Apple, AT&T stores prepare for iPhone frenzy

Eager fans are expected to line up outside stores when the new music-playing device hits store shelves June 29.

Marguerite Reardon Former senior reporter
Marguerite Reardon started as a CNET News reporter in 2004, covering cellphone services, broadband, citywide Wi-Fi, the Net neutrality debate and the consolidation of the phone companies.
Marguerite Reardon
3 min read
NEW YORK--With a little over two weeks until the iPhone hits store shelves, Apple and AT&T retail sales representatives say they are preparing for a quick sellout and huge crowds on the June 29 launch date.

As of Wednesday, clerks at Apple and AT&T stores here said they didn't know how many phones they would be getting for the big launch. Some blogs have speculated the number might be as few as 40 devices per store.

One sales representative from the AT&T store in Times Square, who wished not to be named, said that number was likely on the low side, especially for stores in big cities like New York. He said the AT&T Times Square store received 20 devices for the recent launch of Research In Motion's Blackberry Curve. The store quickly sold out of those phones and received another shipment of about 100 Blackberry Curves the following day.

Sales representatives also said they are expecting big crowds for the launch, many of whom will likely camp out overnight in front of stores to make sure they are one of the first to get the new phone.

"If I were you, I'd probably try going to some little store in New Jersey that nobody knows about," the Times Square representative said.

Even Steve Jobs, Apple's CEO, suggested to technology pundit Arianna Huffington that she go to an AT&T store where lines might be shorter than at Apple's stores.

The iPhone, announced in January, will be sold only on AT&T's and Apple's Web sites and at AT&T's roughly 2,000 retail locations and in nearly 200 Apple stores around the country. And neither company is accepting pre-orders. The phones come in two versions, a 4-gigabyte model for $499 and an 8GB version for $599 with a two-year AT&T service contract.

Charles Golvin, an analyst with Forrester Research, said he agrees there will likely be an initial frenzy for the phone, especially from Apple enthusiasts.

"There's no question there will be high demand for the iPhone, at least initially," he said. "People buy new versions of the Mac operating system in droves when it comes out. You don't see that kind of demand when Microsoft launches a new version of Vista."

Indeed, Apple fans are known for lining up early. Last year, when Apple's second retail store in Manhattan opened on Fifth Avenue, people camped out overnight just to be first in line. Many of the people who braved the wind and rain to stand in line didn't even plan on buying any products once they got inside the new store. They were simply there to be a part of the event.

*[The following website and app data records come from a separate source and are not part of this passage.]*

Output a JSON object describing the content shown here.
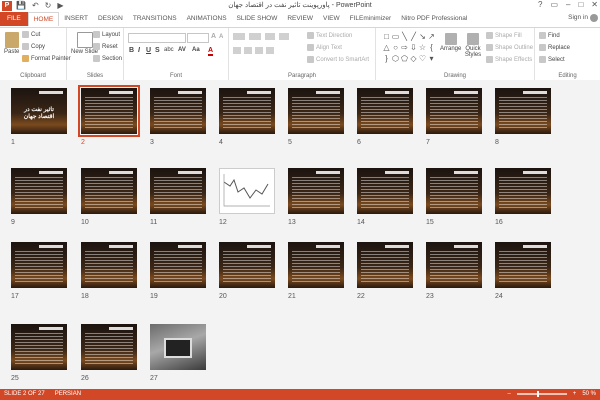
{
  "window": {
    "title": "پاورپوینت تاثیر نفت در اقتصاد جهان - PowerPoint",
    "sign_in": "Sign in",
    "app_logo": "P",
    "qat": {
      "save_icon": "💾",
      "undo_icon": "↶",
      "redo_icon": "↻",
      "present_icon": "▶"
    },
    "controls": {
      "help": "?",
      "ribbon": "▭",
      "minimize": "–",
      "maximize": "□",
      "close": "✕"
    }
  },
  "tabs": [
    "FILE",
    "HOME",
    "INSERT",
    "DESIGN",
    "TRANSITIONS",
    "ANIMATIONS",
    "SLIDE SHOW",
    "REVIEW",
    "VIEW",
    "FILEminimizer",
    "Nitro PDF Professional"
  ],
  "active_tab": "HOME",
  "ribbon": {
    "clipboard": {
      "label": "Clipboard",
      "paste": "Paste",
      "cut": "Cut",
      "copy": "Copy",
      "format_painter": "Format Painter"
    },
    "slides": {
      "label": "Slides",
      "new_slide": "New Slide",
      "layout": "Layout",
      "reset": "Reset",
      "section": "Section"
    },
    "font": {
      "label": "Font",
      "bold": "B",
      "italic": "I",
      "underline": "U",
      "strike": "S",
      "shadow": "abc",
      "spacing": "AV",
      "case": "Aa",
      "color": "A"
    },
    "paragraph": {
      "label": "Paragraph",
      "text_direction": "Text Direction",
      "align_text": "Align Text",
      "convert_smartart": "Convert to SmartArt"
    },
    "drawing": {
      "label": "Drawing",
      "arrange": "Arrange",
      "quick_styles": "Quick Styles",
      "shape_fill": "Shape Fill",
      "shape_outline": "Shape Outline",
      "shape_effects": "Shape Effects"
    },
    "editing": {
      "label": "Editing",
      "find": "Find",
      "replace": "Replace",
      "select": "Select"
    }
  },
  "slides": [
    {
      "num": "1",
      "kind": "title",
      "title": "تاثیر نفت در اقتصاد جهان"
    },
    {
      "num": "2",
      "kind": "text",
      "selected": true
    },
    {
      "num": "3",
      "kind": "text"
    },
    {
      "num": "4",
      "kind": "text"
    },
    {
      "num": "5",
      "kind": "text"
    },
    {
      "num": "6",
      "kind": "text"
    },
    {
      "num": "7",
      "kind": "text"
    },
    {
      "num": "8",
      "kind": "text"
    },
    {
      "num": "9",
      "kind": "text"
    },
    {
      "num": "10",
      "kind": "text"
    },
    {
      "num": "11",
      "kind": "text"
    },
    {
      "num": "12",
      "kind": "chart"
    },
    {
      "num": "13",
      "kind": "text"
    },
    {
      "num": "14",
      "kind": "text"
    },
    {
      "num": "15",
      "kind": "text"
    },
    {
      "num": "16",
      "kind": "text"
    },
    {
      "num": "17",
      "kind": "text"
    },
    {
      "num": "18",
      "kind": "text"
    },
    {
      "num": "19",
      "kind": "text"
    },
    {
      "num": "20",
      "kind": "text"
    },
    {
      "num": "21",
      "kind": "text"
    },
    {
      "num": "22",
      "kind": "text"
    },
    {
      "num": "23",
      "kind": "text"
    },
    {
      "num": "24",
      "kind": "text"
    },
    {
      "num": "25",
      "kind": "text"
    },
    {
      "num": "26",
      "kind": "text"
    },
    {
      "num": "27",
      "kind": "photo"
    }
  ],
  "status": {
    "slide_info": "SLIDE 2 OF 27",
    "language": "PERSIAN",
    "zoom": "50 %",
    "zoom_out": "–",
    "zoom_in": "+"
  },
  "colors": {
    "accent": "#d24726"
  }
}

Rumors have been floating around recently that Apple is planning to create a temporary shortage of the iPhone to keep demand high. An Apple representative wouldn't comment on these rumors, but said the company is glad customers are getting excited about the product.

Excited might be an understatement, considering that AT&T's new CEO Randall Stephenson said in March that the company had already gotten more than 1 million inquiries on its Web site for the device. A sales representative at an AT&T store in Manhattan on Fifth Avenue said Wednesday that the store is receiving more than 100 phone calls per day, and at least another 100 inquiries from people who have walked into the store asking how they can get their hands on an iPhone.

Apple expects to sell 10 million iPhones by the end of 2008. Golvin said this is an achievable goal, especially if Apple starts offering the phone internationally. He predicts sales of the iPhone will come in waves. Early sales will likely come from hard-core Apple enthusiasts. But there will also likely be a second wave consisting of people who will wait to read product reviews or wait until their current carrier contracts expire, he said.